I'm not saying Morrison's story isn't genuine. I’m not saying we don’t have some real folk songs here that were very nearly lost. And I'm certainly not saying that they're original compositions that someone is trying to pass off as folk material so they can duck criticism. I am saying, however, that all the trappings of this recording—including a website that badly needs an editor and a booklet that I would call awful, were it not for those gorgeous pictures—make it look as if someone is afraid I won't buy the whole thing.
I did buy it. Must I swallow it as well?
» Andrew Anderson is a Fine Arts Librarian at the Dallas Public Library. He holds a bachelor's degree in music composition from Baylor University, a Master's degree in music composition, and a Ph. D in music theory from the University of North Texas, and an MLS from Texas Woman's University.
» Auxiliary Input appears on the third Wednesday of the month in TheaterJones.
PREVIOUSLY IN AUXILIARY INPUT
- February 2017: A recording by composer Adam Schoenberg; and a Fort Worth Symphony recording from 2016 of works by Lutoslawski and Brahms, the latter arranged by the other Schoenberg
- March 2017: Two volumes of a set of Wagner music transcribed for solo piano by Peruvian pianist Juan Guillermo Vizcarra; and two albums of songs by Fauré and Flegíer, both featuring bass Jared Schwartz
- April 2017: Releases from pianist/composer Marc-André Hamelin
- May 2017: Jaap van Zweden with the Hong Kong Philharmonic; and the DVD release of Philip Glass and Robert Wilson's Einstein on the Beach

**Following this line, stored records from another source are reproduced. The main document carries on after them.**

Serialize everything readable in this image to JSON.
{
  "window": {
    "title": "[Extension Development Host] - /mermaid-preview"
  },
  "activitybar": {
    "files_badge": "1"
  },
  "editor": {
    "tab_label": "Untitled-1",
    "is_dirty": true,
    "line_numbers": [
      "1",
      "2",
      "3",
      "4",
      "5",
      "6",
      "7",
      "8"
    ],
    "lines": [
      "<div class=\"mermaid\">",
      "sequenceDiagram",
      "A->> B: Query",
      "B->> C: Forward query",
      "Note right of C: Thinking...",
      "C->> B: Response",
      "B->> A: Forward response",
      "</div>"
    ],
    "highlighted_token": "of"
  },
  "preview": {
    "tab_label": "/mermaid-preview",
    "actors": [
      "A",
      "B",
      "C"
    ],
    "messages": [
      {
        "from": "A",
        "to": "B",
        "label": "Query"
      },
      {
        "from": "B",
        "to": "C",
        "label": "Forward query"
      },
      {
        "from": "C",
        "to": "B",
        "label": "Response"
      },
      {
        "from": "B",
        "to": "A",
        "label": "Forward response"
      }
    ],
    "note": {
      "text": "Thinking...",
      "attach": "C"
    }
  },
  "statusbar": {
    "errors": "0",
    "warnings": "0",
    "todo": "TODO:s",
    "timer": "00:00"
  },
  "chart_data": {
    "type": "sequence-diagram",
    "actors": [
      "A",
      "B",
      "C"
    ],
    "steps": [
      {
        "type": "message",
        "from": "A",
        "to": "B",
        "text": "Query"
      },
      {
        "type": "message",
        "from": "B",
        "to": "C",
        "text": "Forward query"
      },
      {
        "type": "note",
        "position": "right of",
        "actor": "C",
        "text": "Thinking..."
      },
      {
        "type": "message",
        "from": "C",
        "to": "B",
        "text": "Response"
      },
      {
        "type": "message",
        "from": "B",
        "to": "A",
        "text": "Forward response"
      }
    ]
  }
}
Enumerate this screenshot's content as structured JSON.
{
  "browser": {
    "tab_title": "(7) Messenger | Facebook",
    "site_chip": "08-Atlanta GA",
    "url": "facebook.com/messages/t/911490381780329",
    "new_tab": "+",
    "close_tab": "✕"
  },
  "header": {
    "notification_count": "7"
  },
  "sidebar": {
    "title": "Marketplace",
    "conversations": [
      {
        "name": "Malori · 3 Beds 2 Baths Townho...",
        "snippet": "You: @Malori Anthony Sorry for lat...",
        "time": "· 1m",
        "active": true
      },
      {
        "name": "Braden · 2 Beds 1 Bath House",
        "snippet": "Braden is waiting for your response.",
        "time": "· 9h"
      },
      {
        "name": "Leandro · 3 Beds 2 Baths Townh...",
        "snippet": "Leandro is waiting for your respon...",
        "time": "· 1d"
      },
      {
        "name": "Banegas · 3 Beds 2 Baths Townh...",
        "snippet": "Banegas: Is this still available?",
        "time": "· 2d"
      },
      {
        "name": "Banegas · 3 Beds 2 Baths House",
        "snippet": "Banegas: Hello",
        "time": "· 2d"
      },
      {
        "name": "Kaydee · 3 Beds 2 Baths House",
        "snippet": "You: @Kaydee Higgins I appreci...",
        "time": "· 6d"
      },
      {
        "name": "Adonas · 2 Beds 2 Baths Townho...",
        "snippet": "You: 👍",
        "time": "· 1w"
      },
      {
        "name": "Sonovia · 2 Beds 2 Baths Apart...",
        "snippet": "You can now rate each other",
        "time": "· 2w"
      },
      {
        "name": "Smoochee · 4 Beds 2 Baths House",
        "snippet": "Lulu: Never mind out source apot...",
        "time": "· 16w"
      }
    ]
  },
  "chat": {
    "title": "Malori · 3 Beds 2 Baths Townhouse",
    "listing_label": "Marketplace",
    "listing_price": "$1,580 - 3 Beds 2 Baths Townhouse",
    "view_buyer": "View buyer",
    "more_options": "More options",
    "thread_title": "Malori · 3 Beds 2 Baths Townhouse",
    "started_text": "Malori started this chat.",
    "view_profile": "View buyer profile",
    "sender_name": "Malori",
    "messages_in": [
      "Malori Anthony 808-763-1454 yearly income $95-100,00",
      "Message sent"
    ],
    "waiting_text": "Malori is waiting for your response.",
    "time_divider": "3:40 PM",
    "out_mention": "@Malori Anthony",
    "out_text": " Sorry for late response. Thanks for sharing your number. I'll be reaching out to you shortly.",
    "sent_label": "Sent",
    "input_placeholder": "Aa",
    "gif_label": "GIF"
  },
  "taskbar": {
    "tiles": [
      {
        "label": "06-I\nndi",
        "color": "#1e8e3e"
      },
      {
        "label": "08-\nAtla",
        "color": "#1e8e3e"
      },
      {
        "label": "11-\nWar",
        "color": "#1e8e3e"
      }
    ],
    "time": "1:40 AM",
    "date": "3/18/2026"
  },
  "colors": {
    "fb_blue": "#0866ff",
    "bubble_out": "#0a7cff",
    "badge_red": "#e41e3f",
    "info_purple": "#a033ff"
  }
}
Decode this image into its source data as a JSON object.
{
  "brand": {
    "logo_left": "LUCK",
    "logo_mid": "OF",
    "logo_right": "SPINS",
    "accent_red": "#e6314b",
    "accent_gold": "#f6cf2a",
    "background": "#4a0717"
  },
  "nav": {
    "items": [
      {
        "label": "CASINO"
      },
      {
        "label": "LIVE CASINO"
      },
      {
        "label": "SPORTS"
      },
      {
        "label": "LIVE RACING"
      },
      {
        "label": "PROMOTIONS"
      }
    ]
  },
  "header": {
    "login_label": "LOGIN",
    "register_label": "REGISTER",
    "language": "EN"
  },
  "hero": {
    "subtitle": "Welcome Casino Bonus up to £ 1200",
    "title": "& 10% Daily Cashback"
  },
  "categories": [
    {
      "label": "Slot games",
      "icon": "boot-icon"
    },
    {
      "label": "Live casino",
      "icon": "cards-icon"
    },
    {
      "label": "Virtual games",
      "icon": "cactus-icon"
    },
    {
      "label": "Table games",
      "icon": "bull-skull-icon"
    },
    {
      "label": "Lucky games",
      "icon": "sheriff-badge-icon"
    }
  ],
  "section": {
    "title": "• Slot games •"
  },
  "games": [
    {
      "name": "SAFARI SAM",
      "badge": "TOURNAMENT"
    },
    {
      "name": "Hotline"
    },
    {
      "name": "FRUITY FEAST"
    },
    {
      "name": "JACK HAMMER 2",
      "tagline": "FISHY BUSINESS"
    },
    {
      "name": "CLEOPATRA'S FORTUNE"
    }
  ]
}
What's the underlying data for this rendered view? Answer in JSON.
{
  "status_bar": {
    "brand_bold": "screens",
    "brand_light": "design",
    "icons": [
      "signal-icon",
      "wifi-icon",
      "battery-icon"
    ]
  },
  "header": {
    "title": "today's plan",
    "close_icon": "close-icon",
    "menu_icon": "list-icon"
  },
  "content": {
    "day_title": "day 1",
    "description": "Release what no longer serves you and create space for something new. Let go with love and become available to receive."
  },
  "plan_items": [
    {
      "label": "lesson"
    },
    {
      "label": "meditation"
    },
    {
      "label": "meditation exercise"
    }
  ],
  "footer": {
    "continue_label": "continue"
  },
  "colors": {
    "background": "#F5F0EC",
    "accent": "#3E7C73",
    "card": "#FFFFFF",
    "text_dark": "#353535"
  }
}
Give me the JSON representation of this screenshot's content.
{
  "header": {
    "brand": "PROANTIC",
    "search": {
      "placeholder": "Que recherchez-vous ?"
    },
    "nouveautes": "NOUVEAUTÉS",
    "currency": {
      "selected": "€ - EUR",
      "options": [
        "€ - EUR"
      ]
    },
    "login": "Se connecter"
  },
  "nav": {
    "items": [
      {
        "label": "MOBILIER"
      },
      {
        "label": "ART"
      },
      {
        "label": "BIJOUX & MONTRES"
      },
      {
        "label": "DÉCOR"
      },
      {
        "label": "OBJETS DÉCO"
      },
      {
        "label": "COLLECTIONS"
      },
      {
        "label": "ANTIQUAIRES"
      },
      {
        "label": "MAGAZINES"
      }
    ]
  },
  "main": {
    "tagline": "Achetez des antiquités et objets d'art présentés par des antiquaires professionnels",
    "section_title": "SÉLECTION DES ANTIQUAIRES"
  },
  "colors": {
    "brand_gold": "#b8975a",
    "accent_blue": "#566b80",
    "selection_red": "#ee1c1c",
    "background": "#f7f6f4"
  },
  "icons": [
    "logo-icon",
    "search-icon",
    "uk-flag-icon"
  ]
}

- June 2017: Houston Symphony's March release of works by Dvořák; the Fort Worth Symphony's 2016 recording with pianist Vadym Kholodenko on Prokofiev's Concerto Nos. 2 and 5; and two 2015 recordings of pianist Alessandro Deljavan on works by Chopin